Ohio State University has emptied Mirror Lake as it seeks ways to make the landmark less of a fiscal and environmental drain. The university replenishes the lake at a rate of about 50,000 gallons per day - 18.25 million gallons per year - through a water system at nearby Pomerene Hall, a spokeswoman said. Assuming that water is purchased from the city at the largest volume discount available, it costs the university more than $40,000 a year to keep the lake filled.
Ohio State University has emptied Mirror Lake as it seeks ways to make the landmark less of a fiscal and environmental drain.
The university replenishes the lake at a rate of about 50,000 gallons per day — 18.25 million gallons per year — through a water system at nearby Pomerene Hall, a spokeswoman said.
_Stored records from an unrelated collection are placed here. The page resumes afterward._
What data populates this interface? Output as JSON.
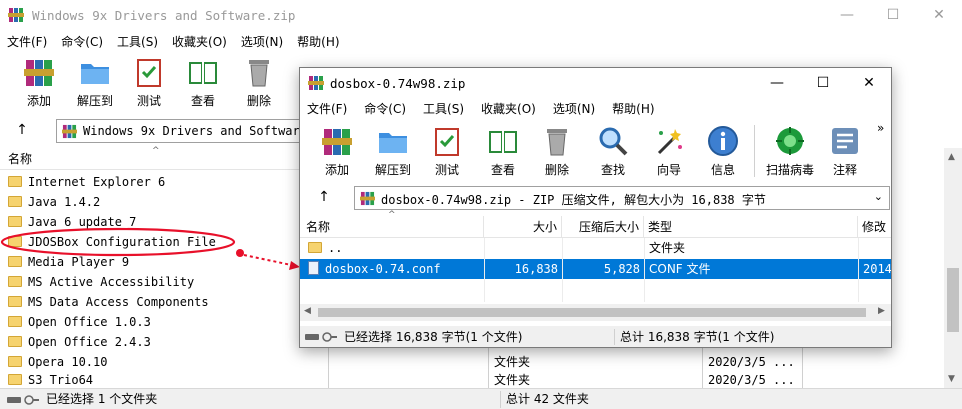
{
  "back_window": {
    "title": "Windows 9x Drivers and Software.zip",
    "menu": [
      "文件(F)",
      "命令(C)",
      "工具(S)",
      "收藏夹(O)",
      "选项(N)",
      "帮助(H)"
    ],
    "toolbar": [
      "添加",
      "解压到",
      "测试",
      "查看",
      "删除"
    ],
    "address": "Windows 9x Drivers and Software",
    "column_name": "名称",
    "files": [
      "Internet Explorer 6",
      "Java 1.4.2",
      "Java 6 update 7",
      "JDOSBox Configuration File",
      "Media Player 9",
      "MS Active Accessibility",
      "MS Data Access Components",
      "Open Office 1.0.3",
      "Open Office 2.4.3",
      "Opera 10.10",
      "S3 Trio64"
    ],
    "extra_rows": [
      {
        "type": "文件夹",
        "date": "2020/3/5 ..."
      },
      {
        "type": "文件夹",
        "date": "2020/3/5 ..."
      }
    ],
    "status_left": "已经选择 1 个文件夹",
    "status_right": "总计 42 文件夹"
  },
  "front_window": {
    "title": "dosbox-0.74w98.zip",
    "menu": [
      "文件(F)",
      "命令(C)",
      "工具(S)",
      "收藏夹(O)",
      "选项(N)",
      "帮助(H)"
    ],
    "toolbar": [
      "添加",
      "解压到",
      "测试",
      "查看",
      "删除",
      "查找",
      "向导",
      "信息",
      "扫描病毒",
      "注释"
    ],
    "more": "»",
    "address": "dosbox-0.74w98.zip - ZIP 压缩文件, 解包大小为 16,838 字节",
    "columns": [
      "名称",
      "大小",
      "压缩后大小",
      "类型",
      "修改"
    ],
    "rows": [
      {
        "name": "..",
        "size": "",
        "packed": "",
        "type": "文件夹",
        "modified": ""
      },
      {
        "name": "dosbox-0.74.conf",
        "size": "16,838",
        "packed": "5,828",
        "type": "CONF 文件",
        "modified": "2014"
      }
    ],
    "status_left": "已经选择 16,838 字节(1 个文件)",
    "status_right": "总计 16,838 字节(1 个文件)"
  },
  "colors": {
    "selection": "#0078d7",
    "annotation": "#e8102a"
  }
}
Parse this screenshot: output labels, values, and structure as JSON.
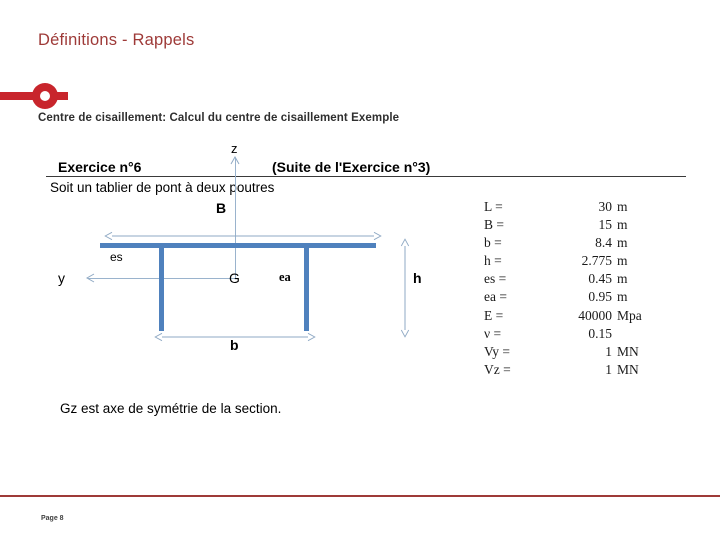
{
  "slide": {
    "title": "Définitions - Rappels",
    "subtitle": "Centre de cisaillement: Calcul du centre de cisaillement Exemple",
    "accent_color": "#9e3a38",
    "bullet_color": "#c8252c",
    "steel_color": "#4f81bd",
    "axis_color": "#9ab3cd"
  },
  "figure": {
    "exercise_title_left": "Exercice n°6",
    "exercise_title_right": "(Suite de l'Exercice n°3)",
    "intro_line": "Soit un tablier de pont à deux poutres",
    "symmetry_line": "Gz est axe de symétrie de la section.",
    "labels": {
      "z_axis": "z",
      "y_axis": "y",
      "centroid": "G",
      "flange_width": "B",
      "slab_thickness": "es",
      "web_thickness": "ea",
      "height": "h",
      "spacing": "b"
    }
  },
  "values": {
    "columns": [
      "symbol",
      "value",
      "unit"
    ],
    "rows": [
      {
        "symbol": "L =",
        "value": "30",
        "unit": "m"
      },
      {
        "symbol": "B =",
        "value": "15",
        "unit": "m"
      },
      {
        "symbol": "b =",
        "value": "8.4",
        "unit": "m"
      },
      {
        "symbol": "h =",
        "value": "2.775",
        "unit": "m"
      },
      {
        "symbol": "es =",
        "value": "0.45",
        "unit": "m"
      },
      {
        "symbol": "ea =",
        "value": "0.95",
        "unit": "m"
      },
      {
        "symbol": "E =",
        "value": "40000",
        "unit": "Mpa"
      },
      {
        "symbol": "ν =",
        "value": "0.15",
        "unit": ""
      },
      {
        "symbol": "Vy =",
        "value": "1",
        "unit": "MN"
      },
      {
        "symbol": "Vz =",
        "value": "1",
        "unit": "MN"
      }
    ]
  },
  "footer": {
    "page_label": "Page 8"
  }
}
Assuming that water is purchased from the city at the largest volume discount available, it costs the university more than $40,000 a year to keep the lake filled.
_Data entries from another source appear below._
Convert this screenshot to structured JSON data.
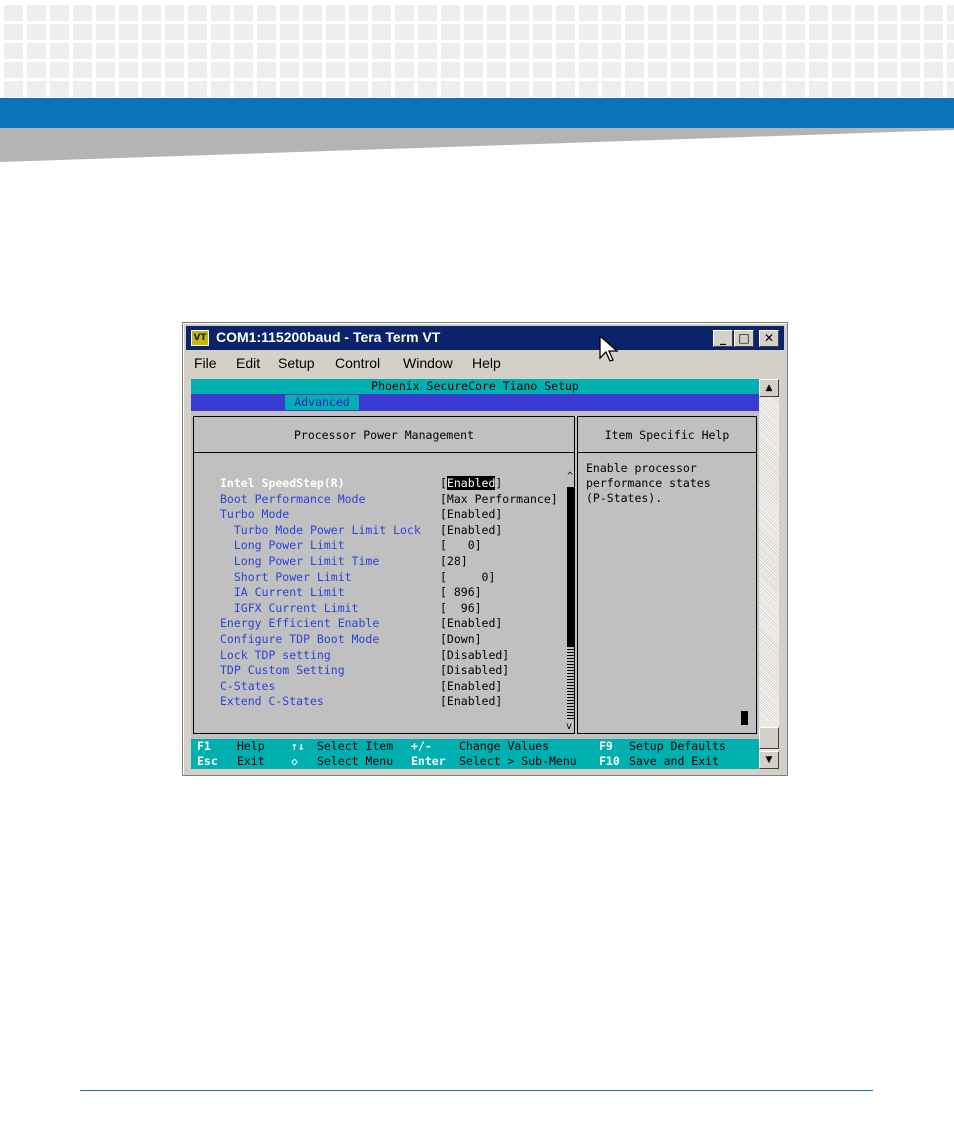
{
  "window": {
    "title": "COM1:115200baud - Tera Term VT",
    "icon_label": "VT",
    "controls": {
      "minimize": "_",
      "maximize": "□",
      "close": "✕"
    }
  },
  "menubar": [
    "File",
    "Edit",
    "Setup",
    "Control",
    "Window",
    "Help"
  ],
  "bios": {
    "title": "Phoenix SecureCore Tiano Setup",
    "active_tab": "Advanced",
    "panel_title": "Processor Power Management",
    "help_title": "Item Specific Help",
    "help_text": "Enable processor\nperformance states\n(P-States).",
    "settings": [
      {
        "label": "Intel SpeedStep(R)",
        "value": "Enabled",
        "selected": true
      },
      {
        "label": "Boot Performance Mode",
        "value": "[Max Performance]"
      },
      {
        "label": "Turbo Mode",
        "value": "[Enabled]"
      },
      {
        "label": "  Turbo Mode Power Limit Lock",
        "value": "[Enabled]"
      },
      {
        "label": "  Long Power Limit",
        "value": "[   0]"
      },
      {
        "label": "  Long Power Limit Time",
        "value": "[28]"
      },
      {
        "label": "  Short Power Limit",
        "value": "[     0]"
      },
      {
        "label": "  IA Current Limit",
        "value": "[ 896]"
      },
      {
        "label": "  IGFX Current Limit",
        "value": "[  96]"
      },
      {
        "label": "Energy Efficient Enable",
        "value": "[Enabled]"
      },
      {
        "label": "Configure TDP Boot Mode",
        "value": "[Down]"
      },
      {
        "label": "Lock TDP setting",
        "value": "[Disabled]"
      },
      {
        "label": "TDP Custom Setting",
        "value": "[Disabled]"
      },
      {
        "label": "C-States",
        "value": "[Enabled]"
      },
      {
        "label": "Extend C-States",
        "value": "[Enabled]"
      }
    ],
    "keys": [
      {
        "key": "F1",
        "desc": "Help"
      },
      {
        "key": "↑↓",
        "desc": "Select Item"
      },
      {
        "key": "+/-",
        "desc": "Change Values"
      },
      {
        "key": "F9",
        "desc": "Setup Defaults"
      },
      {
        "key": "Esc",
        "desc": "Exit"
      },
      {
        "key": "◇",
        "desc": "Select Menu"
      },
      {
        "key": "Enter",
        "desc": "Select > Sub-Menu"
      },
      {
        "key": "F10",
        "desc": "Save and Exit"
      }
    ]
  },
  "colors": {
    "brand_blue": "#0a73b9",
    "title_bar": "#0a246a",
    "bios_cyan": "#00b0b0",
    "bios_blue": "#3a3ad0"
  }
}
The university plans to enter into a $24,000 contract with Columbus-based consultant EMH&T for the study, which will evaluate issues related to the sustainability, safety and aesthetic nature of the lake and its environs. The university originally contracted with the EDGE Group, which was founded by Eddie George, the Ohio State Heisman Trophy winner who was hired last December as an assistant vice president of the university.
EDGE withdrew from the contract “to avoid even the appearance of impropriety,” university spokeswoman Lindsay Komlanc said in a prepared statement.
Study results are expected early next year, but no target date has been set for refilling the lake, which is likely to remain empty for several months, Komlanc said.
After the consultant’s recommendations are shared with the faculty, staff, students and alumni, steps will be taken to make the lake more sustainable. They could include finding ways to use rainwater and other reclaimed water to replenish the lake, replacing part or all of the lake bottom, and improving operation and maintenance.
“It’s a significant part of our campus, and will always remain an iconic part of our landscape,” Komlanc said.
The lake, which varies from 2 1/2 feet to 8 feet deep and holds about 1 million gallons when filled, is the site of an annual jump that typically draws thousands of people the week of the Ohio State-Michigan football game. Last week, the university tried to control the ritual by registering students and requiring wristbands. Students protested by showing up a night earlier.
“The jump has nothing to do with the sustainability study,” Komlanc said.
Yesterday, five university workers who were cleaning up after the annual jump had collected piles of waterlogged, dirty clothes; flip-flops; and a small inflatable beach ball scrawled with an obscenity and Michigan. One of the workers reassured a concerned bystander that the lake’s ducks had been relocated elsewhere on campus.
The university couldn’t say how much of the 50,000 gallons overflows into the city’s storm sewers, as it was designed to do, and how much is leaking to other locations.
Given the scarcity of water faced by a significant portion of the world’s population, “ Certainly, we should be doing our part to conserve what we can,” Komlanc said.